The National Information Standards Organization (NISO) continues its Primer Series with the publication of Understanding Metadata. This comprehensive overview of information about an item's creation, name, topic, features, and more updates NISO's 2004 advice on the subject and follows on the Research Data Management Primer published in 2015. An additional such work, Linked Data for Cultural Institutions, is forthcoming, and more guides will be published periodically.
"It's crucial for NISO to build understanding of technical issues at various levels and for various audiences," says NISO Executive Director Todd Carpenter. "Our Primers are therefore written to provide guidance for expert information managers who are already working with metadata as well as for professionals who are less familiar with information exchange issues. NISO values the opportunity to offer this guidance," Carpenter continues, "because in a digital world, information about content can often be more important than the content itself. Without good metadata, information effectively disappears."
The Primer, authored by Jenn Riley, Associate Dean, Digital Initiatives, McGill University Library, demystifies a type of information that is ubiquitous in our lives but that can be challenging to produce, store, and understand. Coverage includes topics such as metadata types, standardization, and use in the cultural heritage sector and in the broader world. The Primer is accompanied by plentiful examples of metadata at work.

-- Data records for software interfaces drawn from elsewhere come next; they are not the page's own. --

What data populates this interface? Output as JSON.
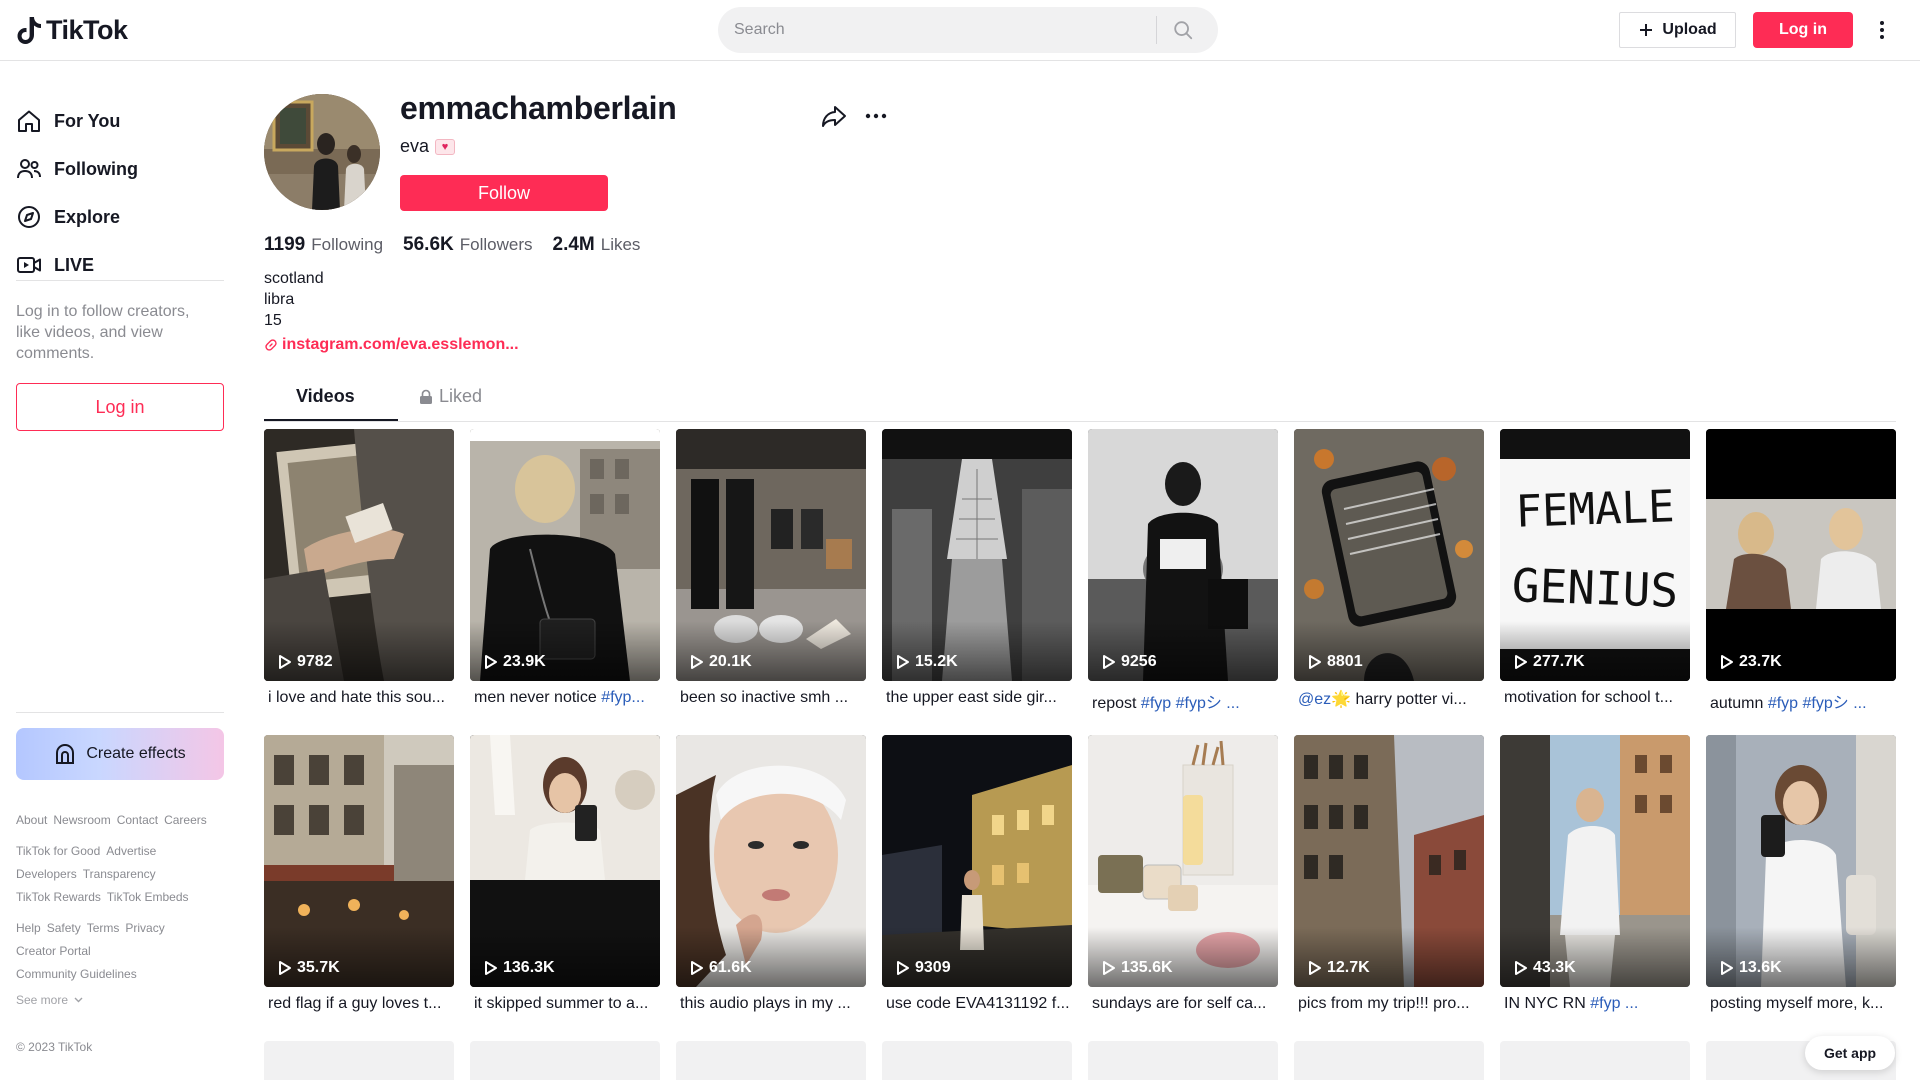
{
  "header": {
    "logo_text": "TikTok",
    "search_placeholder": "Search",
    "upload_label": "Upload",
    "login_label": "Log in"
  },
  "sidebar": {
    "nav": [
      {
        "label": "For You",
        "icon": "home-icon"
      },
      {
        "label": "Following",
        "icon": "users-icon"
      },
      {
        "label": "Explore",
        "icon": "compass-icon"
      },
      {
        "label": "LIVE",
        "icon": "live-icon"
      }
    ],
    "login_note": "Log in to follow creators, like videos, and view comments.",
    "login_label": "Log in",
    "effects_label": "Create effects",
    "footer": {
      "row1": [
        "About",
        "Newsroom",
        "Contact",
        "Careers"
      ],
      "row2": [
        "TikTok for Good",
        "Advertise"
      ],
      "row3": [
        "Developers",
        "Transparency"
      ],
      "row4": [
        "TikTok Rewards",
        "TikTok Embeds"
      ],
      "row5": [
        "Help",
        "Safety",
        "Terms",
        "Privacy"
      ],
      "row6": [
        "Creator Portal"
      ],
      "row7": [
        "Community Guidelines"
      ],
      "see_more": "See more",
      "copyright": "© 2023 TikTok"
    }
  },
  "profile": {
    "username": "emmachamberlain",
    "nickname": "eva",
    "follow_label": "Follow",
    "stats": {
      "following_count": "1199",
      "following_label": "Following",
      "followers_count": "56.6K",
      "followers_label": "Followers",
      "likes_count": "2.4M",
      "likes_label": "Likes"
    },
    "bio": [
      "scotland",
      "libra",
      "15"
    ],
    "link": "instagram.com/eva.esslemon..."
  },
  "tabs": {
    "videos": "Videos",
    "liked": "Liked"
  },
  "videos": [
    {
      "views": "9782",
      "caption": "i love and hate this sou...",
      "tags": ""
    },
    {
      "views": "23.9K",
      "caption": "men never notice ",
      "tags": "#fyp..."
    },
    {
      "views": "20.1K",
      "caption": "been so inactive smh ...",
      "tags": ""
    },
    {
      "views": "15.2K",
      "caption": "the upper east side gir...",
      "tags": ""
    },
    {
      "views": "9256",
      "caption": "repost ",
      "tags": "#fyp #fypシ ..."
    },
    {
      "views": "8801",
      "caption": " harry potter vi...",
      "tags": "@ez🌟"
    },
    {
      "views": "277.7K",
      "caption": "motivation for school t...",
      "tags": ""
    },
    {
      "views": "23.7K",
      "caption": "autumn ",
      "tags": "#fyp #fypシ ..."
    },
    {
      "views": "35.7K",
      "caption": "red flag if a guy loves t...",
      "tags": ""
    },
    {
      "views": "136.3K",
      "caption": "it skipped summer to a...",
      "tags": ""
    },
    {
      "views": "61.6K",
      "caption": "this audio plays in my ...",
      "tags": ""
    },
    {
      "views": "9309",
      "caption": "use code EVA4131192 f...",
      "tags": ""
    },
    {
      "views": "135.6K",
      "caption": "sundays are for self ca...",
      "tags": ""
    },
    {
      "views": "12.7K",
      "caption": "pics from my trip!!! pro...",
      "tags": ""
    },
    {
      "views": "43.3K",
      "caption": "IN NYC RN ",
      "tags": "#fyp ..."
    },
    {
      "views": "13.6K",
      "caption": "posting myself more, k...",
      "tags": ""
    }
  ],
  "thumb_texts": {
    "female_genius_line1": "FEMALE",
    "female_genius_line2": "GENIUS"
  },
  "get_app_label": "Get app",
  "colors": {
    "brand": "#fe2c55",
    "hashtag": "#2b5db9",
    "muted": "#8a8b91"
  }
}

"I am honored to have been asked to update Understanding Metadata, a NISO resource that has been helpful to me throughout my career, when learning about metadata and teaching others about it," says Riley. "Much has changed in the area of cultural heritage metadata since the original publication of this resource in 2004. I hope that the introduction of some new concepts into the Primer, such as Linked Data, is useful to our community for many years to come."
The NISO Primer Understanding Metadata, like its series companions, is licensed for reuse under a Creative Commons-BY-NC 4.0 license. It is available as a free download from the NISO website at: http://www.niso.org/publications/press/understanding_metadata.
NISO fosters the development and maintenance of standards that facilitate the creation, persistent management, and effective interchange of information so that it can be trusted for use in research and learning. To fulfill this mission, NISO engages libraries, publishers, information aggregators, and other organizations that support learning, research, and scholarship through the creation, organization, management, and curation of knowledge. NISO works with intersecting communities of interest and across the entire lifecycle of an information standard. NISO is a not-for-profit association accredited by the American National Standards Institute (ANSI). More information about NISO is available on its website: http://www.niso.org.